McGuinness: 'We know the guns will have to be banjaxed'
Published 28/10/2001 | 00:11
Paul Bew traces the development of the IRA's thinking on the need to decommission
There is an important and neglected passage in Sean Duignan's One Spin on the Merry-go-Round. It is the clue to the dramatic decommissioning developments of the past week.
Duignan describes how in October 1994, Gerry Adams and Martin McGuinness met Albert Reynolds and Dick Spring in the then Taoiseach's office. "Afterwards, Dick Spring and the Taoiseach told me Martin McGuinness spoke frankly about the need to dispose of armaments. I took a note of what they quoted McGuinness as saying: 'We know the guns will have to be banjaxed."'
David Trimble also took note of this significant comment. He became convinced that the logic of Sinn Féin's position was not only an embrace of constitutional politics, but also decommissioning. But why has it taken seven years to happen?
We have to understand the Republican movement had an each-way bet. They had a substantial investment in the Agreement. They proved that after the first suspension when they offered arms inspections as a means of re-establishing devolution. But they also could see attractions in a scenario in which Trimble imploded and Unionists could be presented again as unregenerate bigots who did not want 'a Fenian about the place'.
Trimble's resignation as First Minister is of particular importance here.
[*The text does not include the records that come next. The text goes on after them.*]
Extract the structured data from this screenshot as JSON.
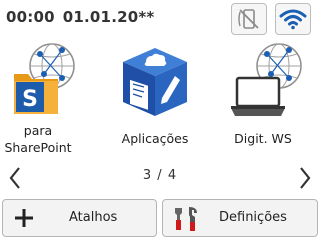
{
  "status": {
    "time": "00:00",
    "date": "01.01.20**"
  },
  "status_icons": [
    "nfc-disabled-icon",
    "wifi-icon"
  ],
  "apps": [
    {
      "label_line1": "para",
      "label_line2": "SharePoint",
      "icon": "sharepoint-globe-icon"
    },
    {
      "label": "Aplicações",
      "icon": "applications-cube-icon"
    },
    {
      "label": "Digit. WS",
      "icon": "scan-ws-globe-icon"
    }
  ],
  "pager": {
    "text": "3 / 4"
  },
  "bottom": {
    "shortcuts_label": "Atalhos",
    "settings_label": "Definições"
  },
  "colors": {
    "accent_blue": "#1a5fb4",
    "sharepoint_orange": "#f0a21f",
    "cube_blue": "#1f4fa6",
    "settings_red": "#d01a1a"
  }
}
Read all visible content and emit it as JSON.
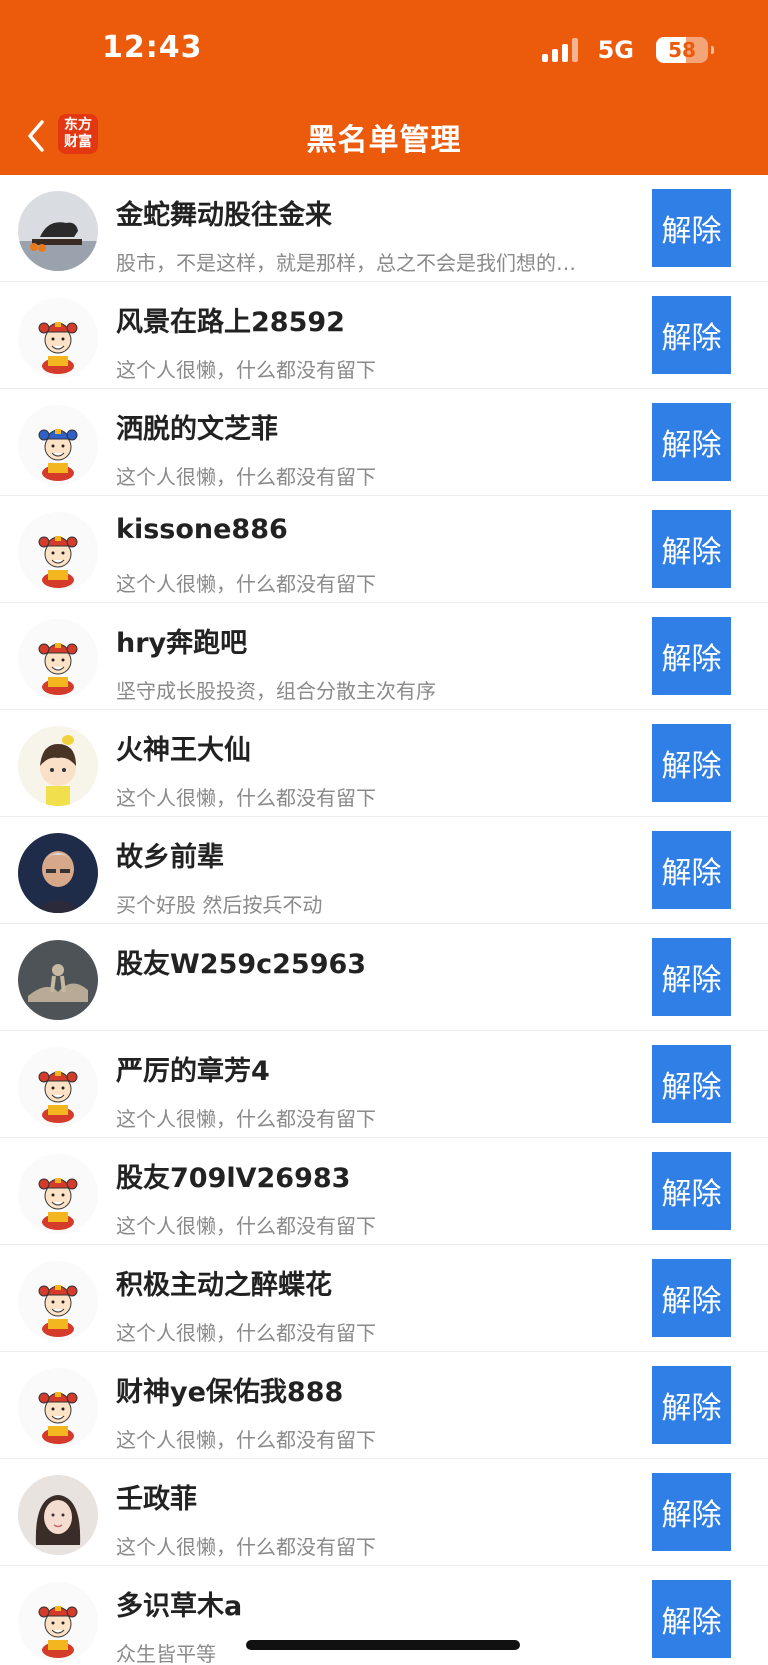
{
  "status_bar": {
    "time": "12:43",
    "network": "5G",
    "battery": "58"
  },
  "nav": {
    "logo_line1": "东方",
    "logo_line2": "财富",
    "title": "黑名单管理"
  },
  "unblock_label": "解除",
  "rows": [
    {
      "name": "金蛇舞动股往金来",
      "desc": "股市，不是这样，就是那样，总之不会是我们想的…",
      "avatar": "photo-bull"
    },
    {
      "name": "风景在路上28592",
      "desc": "这个人很懒，什么都没有留下",
      "avatar": "mascot-red"
    },
    {
      "name": "洒脱的文芝菲",
      "desc": "这个人很懒，什么都没有留下",
      "avatar": "mascot-blue"
    },
    {
      "name": "kissone886",
      "desc": "这个人很懒，什么都没有留下",
      "avatar": "mascot-red"
    },
    {
      "name": "hry奔跑吧",
      "desc": "坚守成长股投资，组合分散主次有序",
      "avatar": "mascot-red"
    },
    {
      "name": "火神王大仙",
      "desc": "这个人很懒，什么都没有留下",
      "avatar": "anime-boy"
    },
    {
      "name": "故乡前辈",
      "desc": "买个好股 然后按兵不动",
      "avatar": "photo-man"
    },
    {
      "name": "股友W259c25963",
      "desc": "",
      "avatar": "photo-sculpture"
    },
    {
      "name": "严厉的章芳4",
      "desc": "这个人很懒，什么都没有留下",
      "avatar": "mascot-red"
    },
    {
      "name": "股友709lV26983",
      "desc": "这个人很懒，什么都没有留下",
      "avatar": "mascot-red"
    },
    {
      "name": "积极主动之醉蝶花",
      "desc": "这个人很懒，什么都没有留下",
      "avatar": "mascot-red"
    },
    {
      "name": "财神ye保佑我888",
      "desc": "这个人很懒，什么都没有留下",
      "avatar": "mascot-red"
    },
    {
      "name": "壬政菲",
      "desc": "这个人很懒，什么都没有留下",
      "avatar": "photo-girl"
    },
    {
      "name": "多识草木a",
      "desc": "众生皆平等",
      "avatar": "mascot-red"
    }
  ]
}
Effectively it was, in ways which have not fully been understood, an intervention in the Republican debate. It raised up a new political possibility: that the Agreement would fall but David Trimble would remain in control of the UUP. In such a context, the PR victory for republicanism would have been soured.
Trimble's strategy therefore was the sine qua non for the breakthrough. He had correctly calculated that Republicans would make this decisive break with their violent past and he afforded them both the space and the presure which enabled them to act. The new international anti-terrorist climate after September 11 has not, for example, forced ETA to change its ways. The local political context is vital.
That said, the Colombia fiasco further weakened the militant faction in the IRA and September 11 presented Sinn Féin with a threat to its whole American operation, an operation which is vital to the funding of the party's political ambitions north and south.
It is clear that there were those in Sinn Féin who felt, even after Weston Park, that there was room for one more negotiation one more round of concessions from London on demilitarisation and policing. But the leverage which underpinned such a strategy, the threat of a Canary Wharf II, disappeared on September 11.